(DATA RECORDS Opens)

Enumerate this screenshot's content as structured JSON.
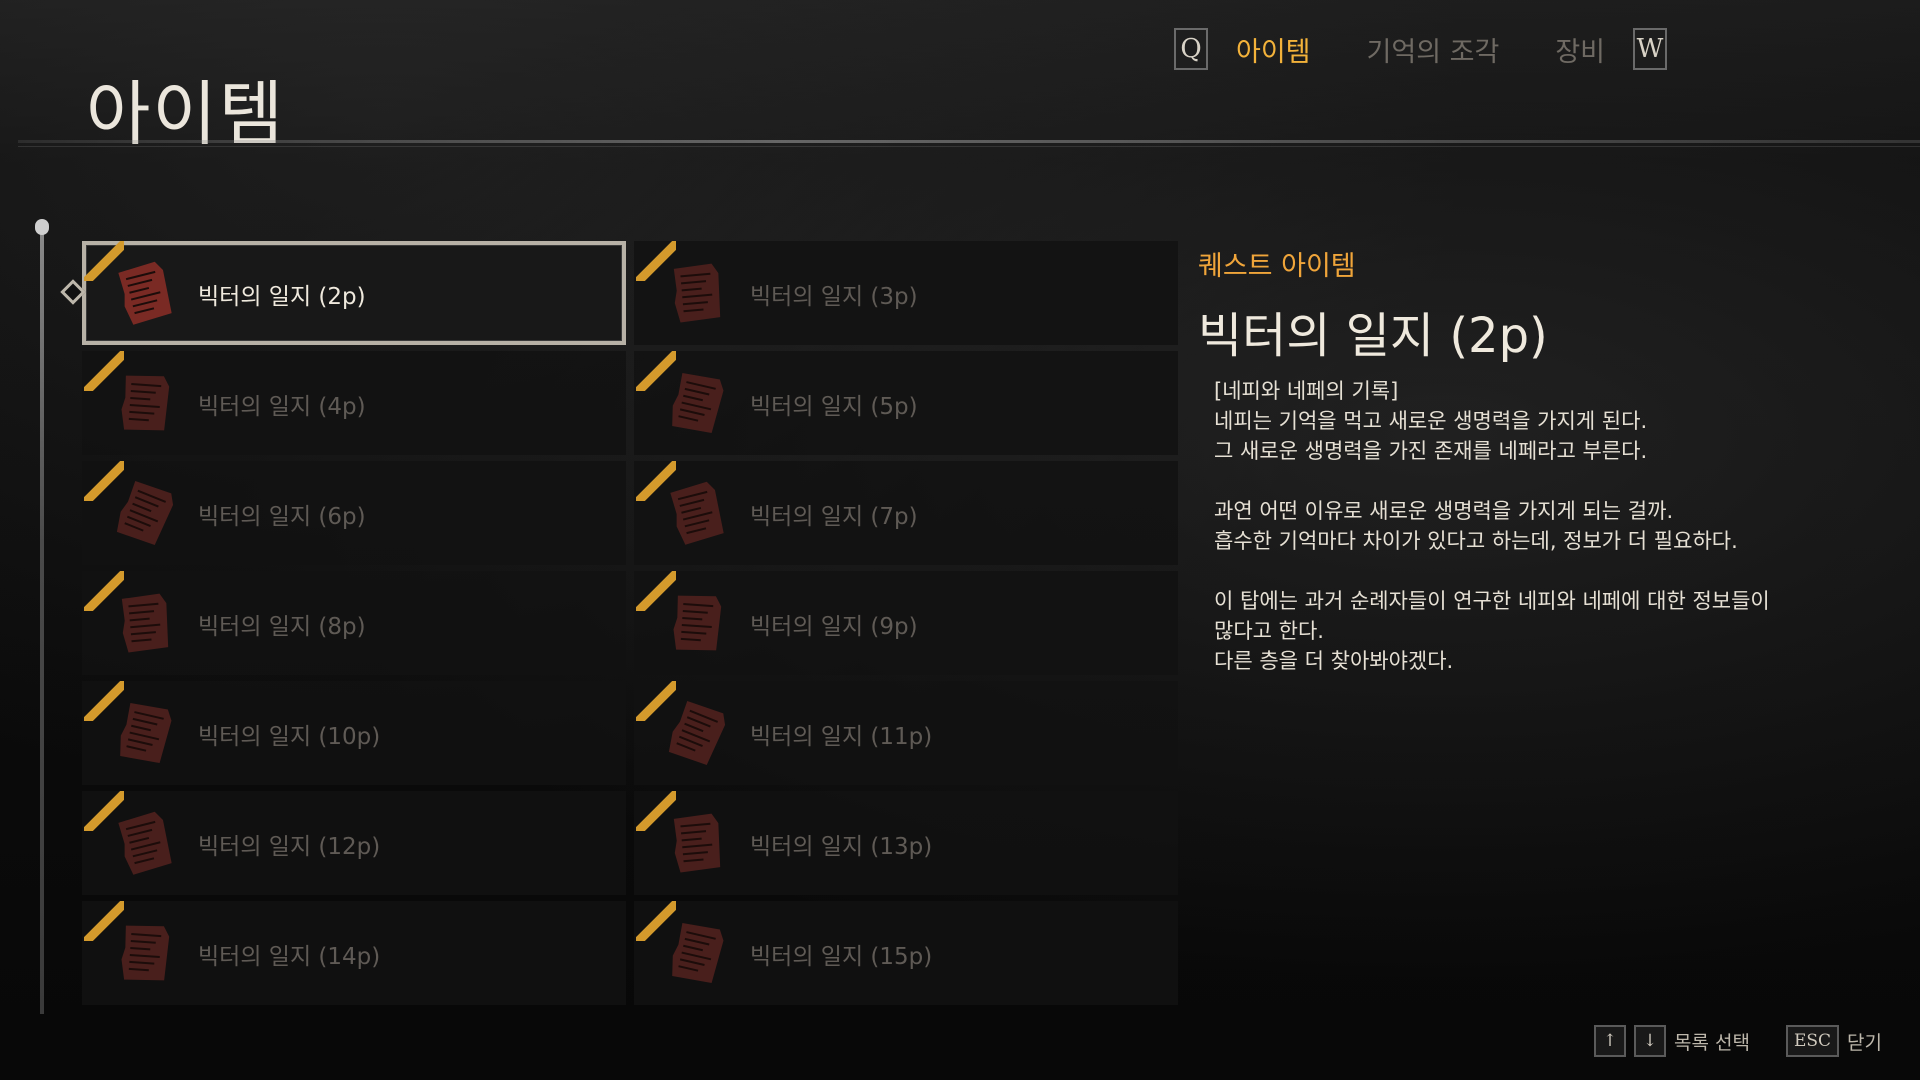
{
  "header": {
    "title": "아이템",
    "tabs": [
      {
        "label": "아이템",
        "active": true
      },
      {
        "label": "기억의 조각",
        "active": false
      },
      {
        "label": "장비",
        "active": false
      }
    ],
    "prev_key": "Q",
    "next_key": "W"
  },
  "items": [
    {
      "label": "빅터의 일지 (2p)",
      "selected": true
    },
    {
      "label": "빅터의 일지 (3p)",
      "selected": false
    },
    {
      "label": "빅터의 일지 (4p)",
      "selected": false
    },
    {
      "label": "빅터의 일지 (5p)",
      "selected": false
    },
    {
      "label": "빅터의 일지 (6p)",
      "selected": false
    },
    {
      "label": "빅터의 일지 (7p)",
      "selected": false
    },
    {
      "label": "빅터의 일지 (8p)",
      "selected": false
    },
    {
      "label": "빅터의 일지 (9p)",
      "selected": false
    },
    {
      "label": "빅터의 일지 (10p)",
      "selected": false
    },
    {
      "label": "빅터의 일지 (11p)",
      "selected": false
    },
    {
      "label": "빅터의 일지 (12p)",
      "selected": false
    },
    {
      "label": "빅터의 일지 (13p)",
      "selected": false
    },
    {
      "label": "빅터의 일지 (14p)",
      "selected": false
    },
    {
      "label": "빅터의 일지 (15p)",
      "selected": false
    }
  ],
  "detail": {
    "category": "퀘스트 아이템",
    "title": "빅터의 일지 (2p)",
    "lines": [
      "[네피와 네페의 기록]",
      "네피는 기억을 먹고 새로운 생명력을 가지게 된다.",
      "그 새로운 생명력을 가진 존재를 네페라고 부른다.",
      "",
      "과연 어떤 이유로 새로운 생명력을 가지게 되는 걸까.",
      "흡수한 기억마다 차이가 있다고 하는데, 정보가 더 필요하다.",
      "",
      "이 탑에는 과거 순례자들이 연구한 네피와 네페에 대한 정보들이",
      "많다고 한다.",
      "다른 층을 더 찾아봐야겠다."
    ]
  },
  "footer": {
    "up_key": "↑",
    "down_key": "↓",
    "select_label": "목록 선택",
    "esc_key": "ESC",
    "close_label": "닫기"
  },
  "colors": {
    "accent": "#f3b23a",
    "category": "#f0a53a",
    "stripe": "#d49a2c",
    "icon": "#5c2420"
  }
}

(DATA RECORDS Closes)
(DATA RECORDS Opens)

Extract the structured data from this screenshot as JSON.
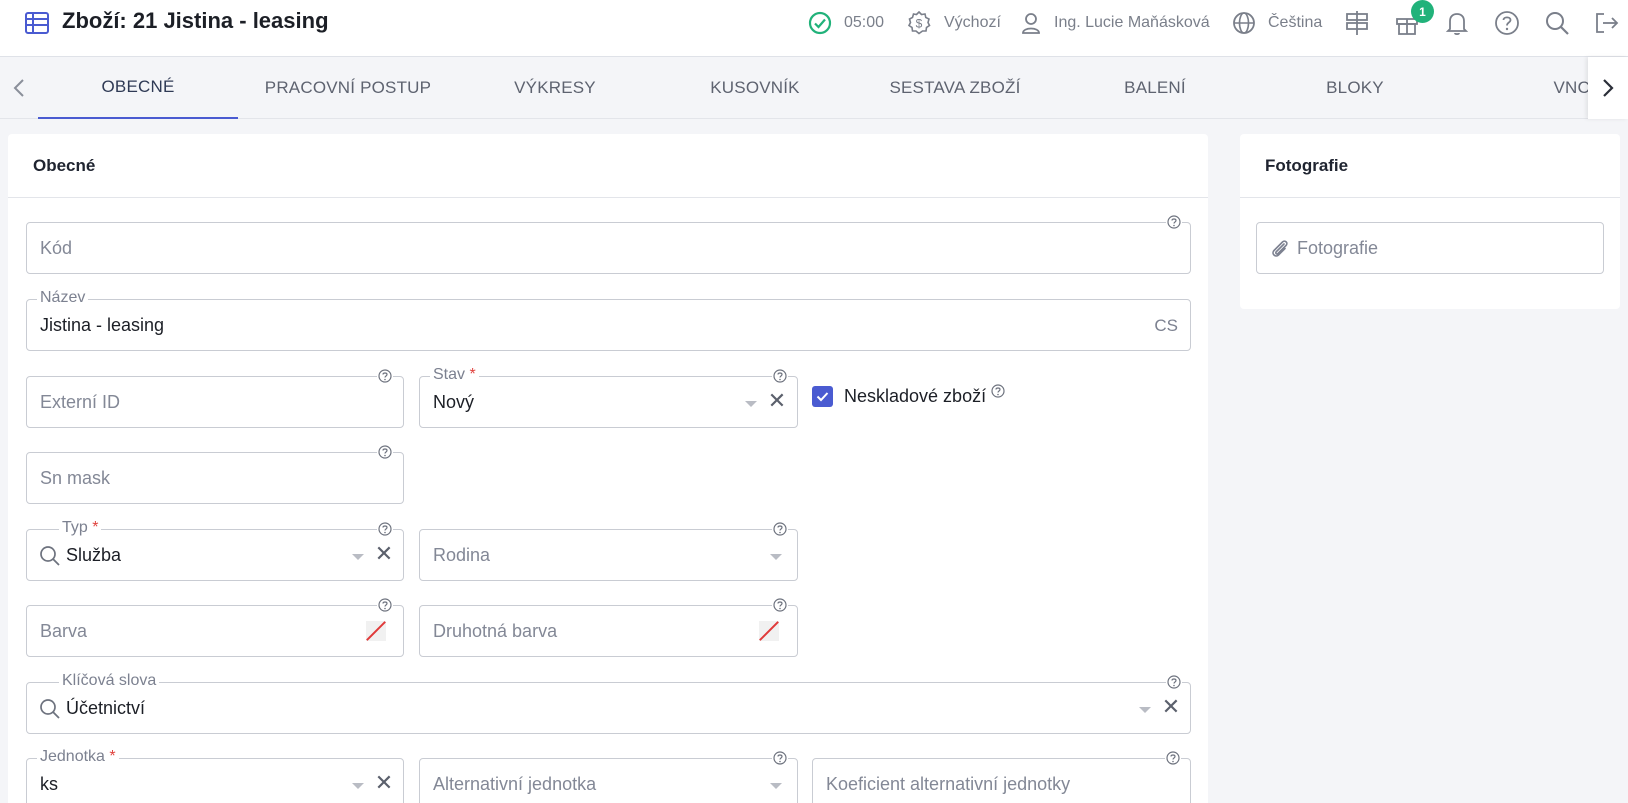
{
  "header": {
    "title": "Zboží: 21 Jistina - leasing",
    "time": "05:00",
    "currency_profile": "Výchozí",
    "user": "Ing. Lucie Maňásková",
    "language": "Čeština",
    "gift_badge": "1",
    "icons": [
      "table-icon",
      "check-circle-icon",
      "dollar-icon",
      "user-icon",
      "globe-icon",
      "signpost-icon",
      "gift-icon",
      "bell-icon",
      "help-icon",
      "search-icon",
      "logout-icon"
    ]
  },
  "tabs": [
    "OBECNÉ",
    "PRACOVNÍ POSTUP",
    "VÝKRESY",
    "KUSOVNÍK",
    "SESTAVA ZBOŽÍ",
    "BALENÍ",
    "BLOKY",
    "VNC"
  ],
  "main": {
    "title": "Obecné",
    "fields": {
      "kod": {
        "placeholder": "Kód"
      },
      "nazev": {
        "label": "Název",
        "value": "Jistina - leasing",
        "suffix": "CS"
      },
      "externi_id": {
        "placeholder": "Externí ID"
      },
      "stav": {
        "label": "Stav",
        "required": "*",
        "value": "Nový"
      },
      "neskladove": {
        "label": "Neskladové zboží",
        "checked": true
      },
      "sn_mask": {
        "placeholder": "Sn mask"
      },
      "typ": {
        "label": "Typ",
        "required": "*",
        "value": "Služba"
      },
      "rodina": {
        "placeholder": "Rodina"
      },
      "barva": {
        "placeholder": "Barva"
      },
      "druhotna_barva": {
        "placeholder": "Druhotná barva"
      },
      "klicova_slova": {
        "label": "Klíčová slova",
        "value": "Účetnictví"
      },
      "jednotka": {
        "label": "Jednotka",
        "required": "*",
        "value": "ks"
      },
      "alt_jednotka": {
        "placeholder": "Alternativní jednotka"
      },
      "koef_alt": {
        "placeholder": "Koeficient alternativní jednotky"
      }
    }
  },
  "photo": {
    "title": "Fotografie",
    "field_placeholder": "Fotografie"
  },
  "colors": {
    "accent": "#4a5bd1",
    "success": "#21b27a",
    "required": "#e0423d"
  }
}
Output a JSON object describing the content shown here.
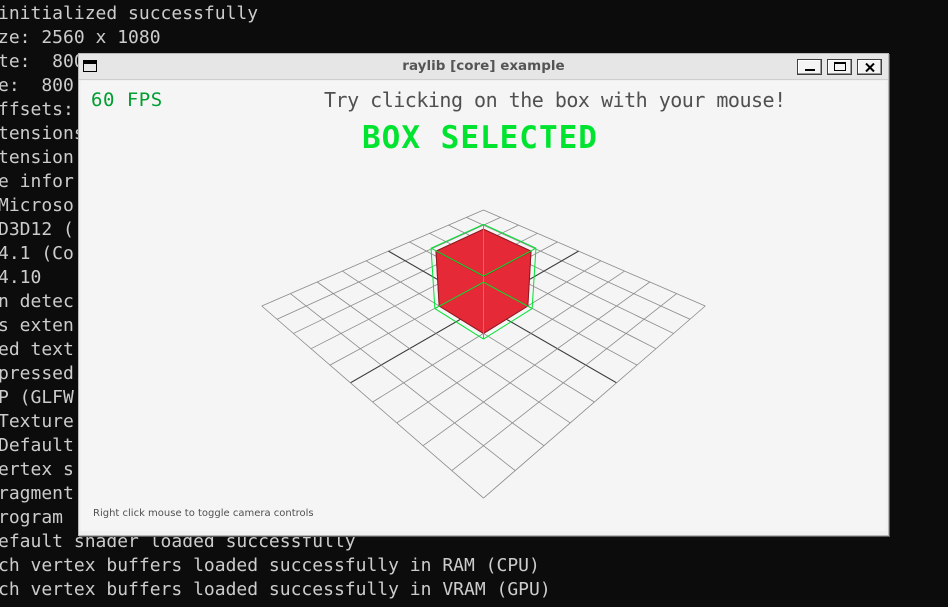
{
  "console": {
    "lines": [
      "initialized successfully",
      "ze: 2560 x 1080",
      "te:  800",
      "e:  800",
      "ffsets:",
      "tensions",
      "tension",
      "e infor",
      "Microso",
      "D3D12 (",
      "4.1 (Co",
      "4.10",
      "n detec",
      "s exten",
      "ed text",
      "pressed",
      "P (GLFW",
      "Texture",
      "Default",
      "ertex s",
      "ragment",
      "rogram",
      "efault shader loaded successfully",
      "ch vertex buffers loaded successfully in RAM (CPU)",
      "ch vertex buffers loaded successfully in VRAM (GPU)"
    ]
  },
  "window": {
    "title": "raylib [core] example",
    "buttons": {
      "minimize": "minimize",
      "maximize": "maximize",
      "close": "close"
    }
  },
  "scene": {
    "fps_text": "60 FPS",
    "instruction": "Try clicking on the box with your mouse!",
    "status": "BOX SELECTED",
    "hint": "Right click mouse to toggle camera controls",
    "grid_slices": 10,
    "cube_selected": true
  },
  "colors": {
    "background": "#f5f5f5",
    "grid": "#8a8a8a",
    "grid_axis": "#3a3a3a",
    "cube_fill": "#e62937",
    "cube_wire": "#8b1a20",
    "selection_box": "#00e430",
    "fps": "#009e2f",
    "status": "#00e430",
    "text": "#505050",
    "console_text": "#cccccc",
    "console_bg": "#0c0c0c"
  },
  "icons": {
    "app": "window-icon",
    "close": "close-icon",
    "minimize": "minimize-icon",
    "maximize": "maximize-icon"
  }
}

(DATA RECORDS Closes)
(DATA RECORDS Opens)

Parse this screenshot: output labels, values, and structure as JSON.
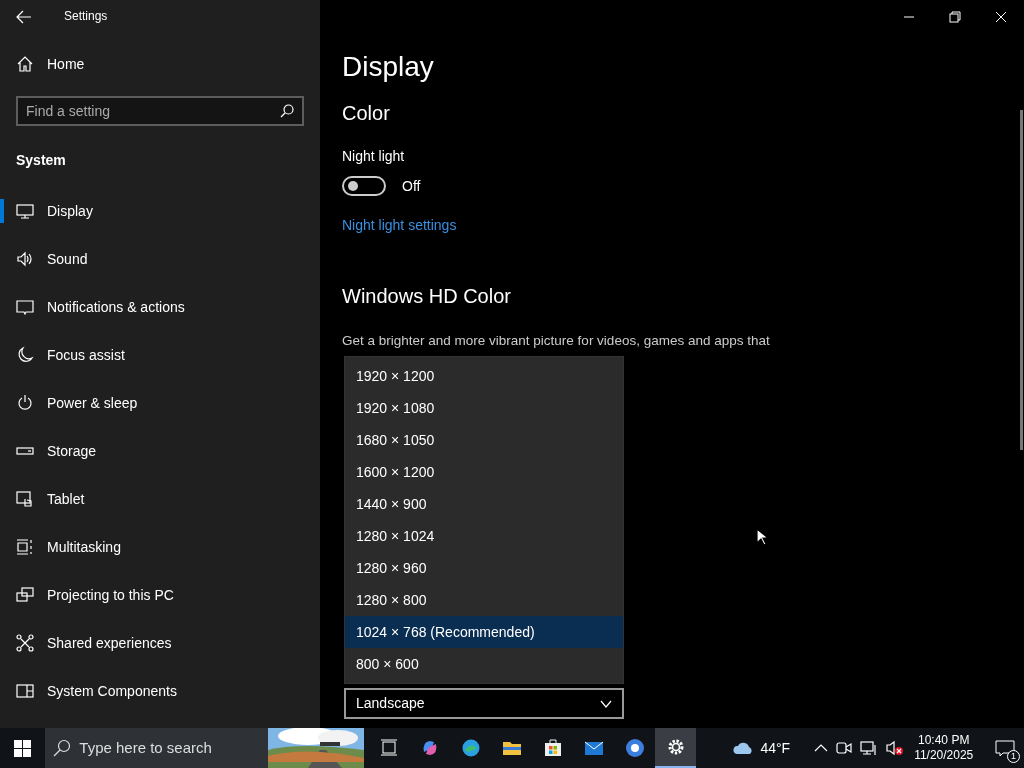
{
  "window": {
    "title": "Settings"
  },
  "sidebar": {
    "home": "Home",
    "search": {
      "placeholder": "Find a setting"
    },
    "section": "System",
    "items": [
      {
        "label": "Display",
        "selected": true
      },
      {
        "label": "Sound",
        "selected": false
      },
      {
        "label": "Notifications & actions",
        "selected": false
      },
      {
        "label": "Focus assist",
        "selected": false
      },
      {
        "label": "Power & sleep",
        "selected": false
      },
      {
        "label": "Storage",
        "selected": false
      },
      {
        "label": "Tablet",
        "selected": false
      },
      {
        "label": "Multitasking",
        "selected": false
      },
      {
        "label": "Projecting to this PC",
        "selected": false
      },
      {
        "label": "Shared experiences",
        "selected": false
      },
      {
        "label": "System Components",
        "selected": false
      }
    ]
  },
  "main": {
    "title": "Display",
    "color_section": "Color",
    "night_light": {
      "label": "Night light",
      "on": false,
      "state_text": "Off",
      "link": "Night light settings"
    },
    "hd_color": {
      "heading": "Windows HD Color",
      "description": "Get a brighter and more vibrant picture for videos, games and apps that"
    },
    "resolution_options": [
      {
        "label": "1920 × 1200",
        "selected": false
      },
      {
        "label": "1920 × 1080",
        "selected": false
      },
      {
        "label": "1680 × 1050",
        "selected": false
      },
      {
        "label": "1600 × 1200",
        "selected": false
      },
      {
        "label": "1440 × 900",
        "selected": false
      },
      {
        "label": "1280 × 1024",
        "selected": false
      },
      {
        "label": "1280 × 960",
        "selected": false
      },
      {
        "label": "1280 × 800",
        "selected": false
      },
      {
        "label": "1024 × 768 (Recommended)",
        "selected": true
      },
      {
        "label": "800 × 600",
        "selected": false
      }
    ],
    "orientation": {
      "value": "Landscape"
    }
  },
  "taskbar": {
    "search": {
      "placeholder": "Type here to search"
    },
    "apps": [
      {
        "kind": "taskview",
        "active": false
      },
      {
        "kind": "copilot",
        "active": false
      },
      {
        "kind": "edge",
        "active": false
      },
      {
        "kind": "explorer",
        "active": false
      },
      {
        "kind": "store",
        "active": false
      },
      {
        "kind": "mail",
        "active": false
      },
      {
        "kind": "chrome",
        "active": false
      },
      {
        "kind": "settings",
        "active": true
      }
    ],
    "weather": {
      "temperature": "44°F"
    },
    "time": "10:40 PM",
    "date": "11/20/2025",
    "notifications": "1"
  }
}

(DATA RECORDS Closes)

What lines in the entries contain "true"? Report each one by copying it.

        "active": true
      "selected": true
        "checked": true
    "cube_selected": true
        "selected": true
        "selected": true
        "active": true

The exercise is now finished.